__How to complete this task__. Below are the records; collect from them each line containing the string "JSON".

__Recorded information__.
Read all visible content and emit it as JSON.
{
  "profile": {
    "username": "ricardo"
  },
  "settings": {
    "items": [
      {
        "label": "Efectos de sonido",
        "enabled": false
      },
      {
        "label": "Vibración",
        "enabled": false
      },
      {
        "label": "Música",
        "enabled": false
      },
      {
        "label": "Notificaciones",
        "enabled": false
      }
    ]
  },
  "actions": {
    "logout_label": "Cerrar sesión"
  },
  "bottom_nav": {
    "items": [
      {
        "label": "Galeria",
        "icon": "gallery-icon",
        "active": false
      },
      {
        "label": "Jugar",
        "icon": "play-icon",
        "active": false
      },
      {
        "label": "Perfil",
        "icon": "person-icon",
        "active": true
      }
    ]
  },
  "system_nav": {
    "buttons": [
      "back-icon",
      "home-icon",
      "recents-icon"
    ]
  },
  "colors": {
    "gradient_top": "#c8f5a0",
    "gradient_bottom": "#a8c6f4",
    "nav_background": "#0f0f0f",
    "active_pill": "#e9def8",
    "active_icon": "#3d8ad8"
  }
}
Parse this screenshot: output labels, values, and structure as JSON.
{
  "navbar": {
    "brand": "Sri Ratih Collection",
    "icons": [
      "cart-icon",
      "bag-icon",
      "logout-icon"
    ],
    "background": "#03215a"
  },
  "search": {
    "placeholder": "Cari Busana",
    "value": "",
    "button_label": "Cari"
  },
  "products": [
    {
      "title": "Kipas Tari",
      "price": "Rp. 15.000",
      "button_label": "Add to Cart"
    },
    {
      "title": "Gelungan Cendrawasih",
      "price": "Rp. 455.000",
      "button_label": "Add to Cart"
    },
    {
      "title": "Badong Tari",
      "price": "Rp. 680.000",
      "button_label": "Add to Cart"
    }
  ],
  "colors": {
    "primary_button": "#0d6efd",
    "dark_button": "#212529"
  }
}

__Response to this task__.
Read all visible content and emit it as JSON.
Parse this screenshot: output labels, values, and structure as JSON.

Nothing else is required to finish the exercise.